Does it matter what side of the bat I hit with?
Yes. All wood bats are intended to be used with the label facing either up or down as the ball is struck. This ensures that the strongest part of the wood is making contact.
Do bats need lacquer or top coat?
Technically no, but most bats have a top coat for a very good reason. A top coat on wood seals in the moisture content, and that moisture content is critical to the strength of the wood. Raw bats in dry climates will lose moisture content and with it, strength. Raw bats in humid climates will gain moisture content which is fine for strength but will make the bat heavier. Top coat in the form of clear lacquer or matte black is a good thing.
What is the "Sealed Raw" finish?
Our "Sealed Raw" finish is a method that we have developed for sealing wood from moisture changes while maintaining the look and feel of a raw bat. It's the best option out there for those that like a raw bat.
What is the black dot on the handle of some bats?
This is the MLB approved method for testing the straightness of the wood grain. The ink makes the grain more visible so the straightness can be measured. The ink dot is not necessary on Ash bats because the grains are easily visible. All of our adult size and Youth Pro Build bats—in Maple or Birch—are ink dot tested and meet professional standards.

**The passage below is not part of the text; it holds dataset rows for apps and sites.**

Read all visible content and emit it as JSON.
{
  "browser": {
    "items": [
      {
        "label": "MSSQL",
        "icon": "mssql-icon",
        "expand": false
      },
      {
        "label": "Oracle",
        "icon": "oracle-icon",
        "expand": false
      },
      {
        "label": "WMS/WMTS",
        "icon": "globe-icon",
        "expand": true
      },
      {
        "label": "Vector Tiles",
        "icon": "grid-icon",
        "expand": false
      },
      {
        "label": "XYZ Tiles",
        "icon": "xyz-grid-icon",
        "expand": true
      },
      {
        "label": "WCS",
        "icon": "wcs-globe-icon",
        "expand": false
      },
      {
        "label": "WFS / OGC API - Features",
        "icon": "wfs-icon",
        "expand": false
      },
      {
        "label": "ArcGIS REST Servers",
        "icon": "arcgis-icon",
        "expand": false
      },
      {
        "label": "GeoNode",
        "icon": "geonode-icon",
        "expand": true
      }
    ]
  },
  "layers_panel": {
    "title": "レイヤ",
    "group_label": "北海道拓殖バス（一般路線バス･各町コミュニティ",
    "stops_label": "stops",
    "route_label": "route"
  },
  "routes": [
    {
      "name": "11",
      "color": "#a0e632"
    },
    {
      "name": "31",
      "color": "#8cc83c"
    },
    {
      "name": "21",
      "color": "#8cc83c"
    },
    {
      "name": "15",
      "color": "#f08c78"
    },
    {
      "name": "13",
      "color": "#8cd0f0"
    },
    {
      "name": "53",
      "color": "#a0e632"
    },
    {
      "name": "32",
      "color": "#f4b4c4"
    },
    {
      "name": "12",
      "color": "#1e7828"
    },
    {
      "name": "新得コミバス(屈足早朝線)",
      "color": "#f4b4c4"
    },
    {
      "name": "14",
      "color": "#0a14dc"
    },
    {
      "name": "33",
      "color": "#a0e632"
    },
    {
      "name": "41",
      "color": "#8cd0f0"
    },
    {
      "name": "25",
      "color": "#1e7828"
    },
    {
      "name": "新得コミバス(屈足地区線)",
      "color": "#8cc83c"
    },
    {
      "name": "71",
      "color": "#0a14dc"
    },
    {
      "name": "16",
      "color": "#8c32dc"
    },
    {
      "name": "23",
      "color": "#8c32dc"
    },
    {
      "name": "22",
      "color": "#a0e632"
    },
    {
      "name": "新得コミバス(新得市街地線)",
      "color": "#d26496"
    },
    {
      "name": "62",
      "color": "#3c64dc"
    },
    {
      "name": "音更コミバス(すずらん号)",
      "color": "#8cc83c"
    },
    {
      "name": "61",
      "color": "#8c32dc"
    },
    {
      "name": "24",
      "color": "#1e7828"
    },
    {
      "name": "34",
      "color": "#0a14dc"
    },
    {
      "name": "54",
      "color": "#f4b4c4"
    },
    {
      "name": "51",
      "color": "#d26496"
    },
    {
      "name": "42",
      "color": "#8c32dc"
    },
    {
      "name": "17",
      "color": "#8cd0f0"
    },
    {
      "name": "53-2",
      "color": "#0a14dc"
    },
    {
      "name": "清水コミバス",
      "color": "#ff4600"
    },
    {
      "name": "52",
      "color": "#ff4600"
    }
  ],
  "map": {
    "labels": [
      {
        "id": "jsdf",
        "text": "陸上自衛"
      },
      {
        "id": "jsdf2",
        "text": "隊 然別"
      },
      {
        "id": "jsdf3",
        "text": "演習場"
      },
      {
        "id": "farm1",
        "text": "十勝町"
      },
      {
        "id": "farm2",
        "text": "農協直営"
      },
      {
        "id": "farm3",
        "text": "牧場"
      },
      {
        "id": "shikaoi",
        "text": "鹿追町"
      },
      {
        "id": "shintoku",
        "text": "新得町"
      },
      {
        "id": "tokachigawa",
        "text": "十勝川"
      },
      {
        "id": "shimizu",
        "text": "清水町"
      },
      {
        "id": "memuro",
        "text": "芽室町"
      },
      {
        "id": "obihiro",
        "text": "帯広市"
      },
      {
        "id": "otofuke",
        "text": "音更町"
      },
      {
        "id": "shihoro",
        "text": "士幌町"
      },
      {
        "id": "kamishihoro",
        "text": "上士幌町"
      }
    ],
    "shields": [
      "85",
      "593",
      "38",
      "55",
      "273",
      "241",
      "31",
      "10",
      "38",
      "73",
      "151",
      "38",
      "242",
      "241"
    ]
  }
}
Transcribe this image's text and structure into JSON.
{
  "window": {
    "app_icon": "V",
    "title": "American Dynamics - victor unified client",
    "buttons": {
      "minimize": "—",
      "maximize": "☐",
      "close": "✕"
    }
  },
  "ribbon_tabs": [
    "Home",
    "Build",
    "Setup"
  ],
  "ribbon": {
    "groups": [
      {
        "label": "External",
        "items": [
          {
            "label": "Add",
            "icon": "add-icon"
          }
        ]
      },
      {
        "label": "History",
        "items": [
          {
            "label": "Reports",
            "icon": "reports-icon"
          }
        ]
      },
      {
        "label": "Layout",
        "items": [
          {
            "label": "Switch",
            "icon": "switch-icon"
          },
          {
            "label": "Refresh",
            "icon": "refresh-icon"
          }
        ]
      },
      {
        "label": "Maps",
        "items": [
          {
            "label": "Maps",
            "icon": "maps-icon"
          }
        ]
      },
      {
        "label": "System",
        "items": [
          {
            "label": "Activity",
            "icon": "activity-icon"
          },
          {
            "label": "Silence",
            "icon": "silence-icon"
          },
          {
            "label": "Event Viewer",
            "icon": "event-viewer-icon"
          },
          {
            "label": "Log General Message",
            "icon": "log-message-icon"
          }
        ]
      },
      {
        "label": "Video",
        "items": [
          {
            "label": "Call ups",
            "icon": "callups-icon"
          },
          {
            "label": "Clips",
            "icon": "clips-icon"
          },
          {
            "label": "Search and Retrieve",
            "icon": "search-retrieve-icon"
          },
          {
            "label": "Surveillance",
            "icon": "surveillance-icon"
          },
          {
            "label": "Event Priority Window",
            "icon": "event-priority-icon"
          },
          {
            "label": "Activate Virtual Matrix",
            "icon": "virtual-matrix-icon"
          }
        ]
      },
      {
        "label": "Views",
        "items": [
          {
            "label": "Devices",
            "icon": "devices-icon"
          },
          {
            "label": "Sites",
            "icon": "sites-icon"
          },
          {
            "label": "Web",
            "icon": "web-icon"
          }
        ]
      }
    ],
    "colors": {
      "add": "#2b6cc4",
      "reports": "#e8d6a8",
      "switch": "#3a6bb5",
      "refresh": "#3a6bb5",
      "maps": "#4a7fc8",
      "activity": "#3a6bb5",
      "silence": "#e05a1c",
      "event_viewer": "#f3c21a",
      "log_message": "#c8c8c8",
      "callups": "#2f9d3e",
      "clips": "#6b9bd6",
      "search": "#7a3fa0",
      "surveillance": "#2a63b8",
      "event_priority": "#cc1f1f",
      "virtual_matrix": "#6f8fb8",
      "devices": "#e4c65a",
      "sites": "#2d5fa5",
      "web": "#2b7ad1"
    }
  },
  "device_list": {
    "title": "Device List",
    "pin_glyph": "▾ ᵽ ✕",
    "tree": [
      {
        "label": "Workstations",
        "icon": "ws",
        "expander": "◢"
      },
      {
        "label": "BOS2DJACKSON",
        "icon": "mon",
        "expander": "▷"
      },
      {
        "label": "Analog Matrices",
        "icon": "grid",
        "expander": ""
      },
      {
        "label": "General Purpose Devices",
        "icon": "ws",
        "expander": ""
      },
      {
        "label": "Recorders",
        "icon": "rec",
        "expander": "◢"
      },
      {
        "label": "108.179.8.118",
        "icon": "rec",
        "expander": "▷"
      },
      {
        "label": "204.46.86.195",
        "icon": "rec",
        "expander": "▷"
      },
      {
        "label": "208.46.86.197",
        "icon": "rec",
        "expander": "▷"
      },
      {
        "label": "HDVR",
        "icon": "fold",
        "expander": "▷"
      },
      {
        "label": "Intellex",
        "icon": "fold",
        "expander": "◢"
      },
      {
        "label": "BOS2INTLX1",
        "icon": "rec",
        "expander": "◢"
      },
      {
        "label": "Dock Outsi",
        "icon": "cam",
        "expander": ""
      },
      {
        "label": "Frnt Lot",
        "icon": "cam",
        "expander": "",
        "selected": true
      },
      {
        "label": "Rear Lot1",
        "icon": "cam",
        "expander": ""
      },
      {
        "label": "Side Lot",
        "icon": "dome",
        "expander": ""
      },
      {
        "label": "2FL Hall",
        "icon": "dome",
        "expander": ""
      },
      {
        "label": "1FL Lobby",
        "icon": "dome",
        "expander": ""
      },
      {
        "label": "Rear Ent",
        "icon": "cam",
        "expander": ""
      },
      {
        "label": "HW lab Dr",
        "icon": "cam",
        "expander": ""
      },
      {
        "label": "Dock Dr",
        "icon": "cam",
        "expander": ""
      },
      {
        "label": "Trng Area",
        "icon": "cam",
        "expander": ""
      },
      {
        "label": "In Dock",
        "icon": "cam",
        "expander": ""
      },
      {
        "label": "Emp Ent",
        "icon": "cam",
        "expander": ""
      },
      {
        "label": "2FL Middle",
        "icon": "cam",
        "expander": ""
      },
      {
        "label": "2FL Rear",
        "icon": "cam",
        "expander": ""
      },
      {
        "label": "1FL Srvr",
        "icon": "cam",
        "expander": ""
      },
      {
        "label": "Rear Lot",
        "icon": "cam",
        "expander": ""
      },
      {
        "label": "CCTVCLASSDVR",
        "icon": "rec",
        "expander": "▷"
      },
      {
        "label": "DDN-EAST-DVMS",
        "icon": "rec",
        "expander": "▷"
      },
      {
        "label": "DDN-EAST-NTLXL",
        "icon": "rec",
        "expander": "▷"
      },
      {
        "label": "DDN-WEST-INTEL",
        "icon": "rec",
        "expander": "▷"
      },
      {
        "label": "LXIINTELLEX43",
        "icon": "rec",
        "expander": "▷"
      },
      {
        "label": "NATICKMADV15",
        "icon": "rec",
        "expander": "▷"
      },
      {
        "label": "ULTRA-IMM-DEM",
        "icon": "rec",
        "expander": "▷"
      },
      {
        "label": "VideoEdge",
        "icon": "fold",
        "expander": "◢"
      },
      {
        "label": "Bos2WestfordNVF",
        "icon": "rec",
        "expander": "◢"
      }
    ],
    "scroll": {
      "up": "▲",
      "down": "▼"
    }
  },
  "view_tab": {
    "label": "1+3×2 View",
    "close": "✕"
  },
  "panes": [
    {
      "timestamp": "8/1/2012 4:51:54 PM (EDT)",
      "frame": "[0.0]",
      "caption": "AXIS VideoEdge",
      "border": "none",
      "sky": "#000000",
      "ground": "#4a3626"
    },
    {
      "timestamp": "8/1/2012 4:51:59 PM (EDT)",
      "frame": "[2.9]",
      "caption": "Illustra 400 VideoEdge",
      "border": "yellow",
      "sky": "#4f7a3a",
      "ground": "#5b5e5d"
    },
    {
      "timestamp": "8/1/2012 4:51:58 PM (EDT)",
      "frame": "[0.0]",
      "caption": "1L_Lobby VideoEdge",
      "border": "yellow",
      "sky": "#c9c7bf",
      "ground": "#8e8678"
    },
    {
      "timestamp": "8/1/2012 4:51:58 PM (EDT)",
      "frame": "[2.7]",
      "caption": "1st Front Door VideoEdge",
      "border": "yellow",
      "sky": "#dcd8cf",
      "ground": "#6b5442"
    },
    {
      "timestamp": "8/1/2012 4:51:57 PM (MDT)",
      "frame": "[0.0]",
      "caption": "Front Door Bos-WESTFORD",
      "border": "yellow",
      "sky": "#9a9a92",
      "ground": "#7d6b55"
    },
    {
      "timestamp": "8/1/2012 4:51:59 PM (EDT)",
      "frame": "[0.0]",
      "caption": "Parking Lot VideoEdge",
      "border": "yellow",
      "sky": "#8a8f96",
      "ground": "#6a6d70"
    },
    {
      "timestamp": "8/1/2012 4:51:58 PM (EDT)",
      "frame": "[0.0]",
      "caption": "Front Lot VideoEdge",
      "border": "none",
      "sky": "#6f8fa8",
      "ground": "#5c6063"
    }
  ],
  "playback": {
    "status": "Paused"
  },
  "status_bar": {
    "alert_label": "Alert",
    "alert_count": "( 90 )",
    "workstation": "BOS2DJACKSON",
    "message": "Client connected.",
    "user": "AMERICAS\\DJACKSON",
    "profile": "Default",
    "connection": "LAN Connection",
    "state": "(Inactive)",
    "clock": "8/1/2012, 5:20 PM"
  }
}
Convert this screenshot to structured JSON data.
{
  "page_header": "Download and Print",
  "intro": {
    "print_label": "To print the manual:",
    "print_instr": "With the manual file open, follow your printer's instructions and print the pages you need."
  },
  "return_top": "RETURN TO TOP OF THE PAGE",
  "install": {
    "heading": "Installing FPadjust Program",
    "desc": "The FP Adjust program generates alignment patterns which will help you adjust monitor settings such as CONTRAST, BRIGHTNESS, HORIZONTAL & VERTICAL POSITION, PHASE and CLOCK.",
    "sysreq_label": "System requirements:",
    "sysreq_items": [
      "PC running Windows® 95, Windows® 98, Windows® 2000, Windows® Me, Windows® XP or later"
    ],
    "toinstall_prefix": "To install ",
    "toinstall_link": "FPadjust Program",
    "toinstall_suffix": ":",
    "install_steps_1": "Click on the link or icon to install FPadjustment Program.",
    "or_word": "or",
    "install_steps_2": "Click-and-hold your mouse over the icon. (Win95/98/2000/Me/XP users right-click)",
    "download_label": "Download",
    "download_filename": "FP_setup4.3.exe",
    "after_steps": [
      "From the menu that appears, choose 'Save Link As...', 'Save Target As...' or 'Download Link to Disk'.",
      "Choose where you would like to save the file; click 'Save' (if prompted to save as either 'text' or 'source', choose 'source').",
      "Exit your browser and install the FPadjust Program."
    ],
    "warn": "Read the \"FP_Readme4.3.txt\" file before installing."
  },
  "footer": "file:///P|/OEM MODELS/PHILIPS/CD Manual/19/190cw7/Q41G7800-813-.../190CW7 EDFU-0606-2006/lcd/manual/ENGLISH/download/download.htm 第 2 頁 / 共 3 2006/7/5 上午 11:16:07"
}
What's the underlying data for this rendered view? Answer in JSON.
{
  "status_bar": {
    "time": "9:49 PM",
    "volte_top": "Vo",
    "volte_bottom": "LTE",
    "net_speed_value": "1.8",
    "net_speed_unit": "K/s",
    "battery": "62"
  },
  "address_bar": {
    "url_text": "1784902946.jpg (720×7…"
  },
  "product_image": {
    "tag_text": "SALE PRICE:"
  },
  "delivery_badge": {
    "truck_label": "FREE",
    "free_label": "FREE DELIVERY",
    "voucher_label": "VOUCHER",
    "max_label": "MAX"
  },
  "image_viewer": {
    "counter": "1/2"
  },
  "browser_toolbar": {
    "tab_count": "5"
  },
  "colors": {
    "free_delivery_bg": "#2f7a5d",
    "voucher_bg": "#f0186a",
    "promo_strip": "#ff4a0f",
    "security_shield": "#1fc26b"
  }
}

Why do some bats have a cupped end?
Cupping takes a little bit of weight, approximately .5oz, off the end of the bat to slightly shift the balance closer to the handle. It can also be used to make a final adjustment to ensure the bat meets the desired weight.
What is drop weight?
This is a comparison of the length (in) to the weight (oz). For example, a 33in drop 3 bat would weight 30oz. Most leagues from high school and up allow a drop weight of no more than -3oz. Younger kids need a lighter bat therefore our Youth Pro Builds come in -5oz and our youth standard barrel bats come in -6oz.
What wood species is the best?
That depends on what characteristics you’re looking for. If you want a loud invigorating crack, go with Maple. If you want the best possible durability and life span, Birch is what you want. If safety is your main concern with the possibility of bats breaking into multiple pieces and you love flex in your bat, then Ash is the way to go. The truth is they’re all great woods and you can’t go wrong with any of them.
Are your bats BBCOR certified?
The truth is, there is no BBCOR certification for one piece wood bats. Having said that, all of our bats—apart from trophy bats—are cut from professional A grade prime wood. But to be honest the wood is so good they should be BBCOR certified.
What is the Swing Weight Scale all about?
If you have seen our swing weight scale in the past, you will notice some major differences in this new one. To be brief, there are different methods of measuring or calculating the swing weight of a bat and every method yields different results. While our old scale was useful in its own way, we have decided to use an established method for calculating the swing weight of our bats from here on out. This is the same standard (ASTM F2398) that the BBCOR lab uses and is the most realistic method.
As every ball player knows, different bat models feel different when swung and as time goes on every player finds the model that feels the best to them. To help younger players find that perfect fit quicker, we have created a one of a kind scale that compares what we call the “swing weight” of all of our bat models. Swing weight is essentially the effort required by the hitter to move the bat through a full swing. The swing weight of a bat depends upon the length, shape, and weight.
Bats on the left side of the scale will be easier to get through the zone and give the hitter more control, while those on the right side are more end loaded for power but require more muscle. Our advice for anyone new to wood bats is to get your hands on different models—if possible—to get an idea of what feels good to you. If you don’t have any bats available to you then select something in the lower end of the scale to start with, you can’t really go wrong with a lighter swing weight bat but you certainly can with a heavier one.
What is the "extra compression" all about?
For well over 100 years players and bat manufacturers have been compressing the surface of bats with hard objects like bones, glass bottles, steel bars, etc. Compressing makes the surface of the wood smooth and less susceptible to denting. Wood bats still need to be hit with or "broken in" before they reach their peak performance. We have developed an "extra compression" process that essentially "breaks in" the barrel so the bat is at or very near it's peak performance from the first swing. All of our bats have and will always come with a single level of compression at no charge. Extra compression takes more time, so we have to charge a little for that.
What is the puck knob all about?
The puck knob has become more popular in the last year or so, but is not a new concept. In short, it's a way of shifting the center of mass a little closer to the hands which makes it a bit easier to swing. We often get asked "do I need to order a different length or weight than usual if I go with a puck knob?" No. We do not count the puck as part of the bat length, so if you order a 33" bat with a puck knob it will technically be 33.75" but the extra .75" is all in the puck. We do count the puck as part of the total bat weight, so the puck does not add any extra weight to the bat.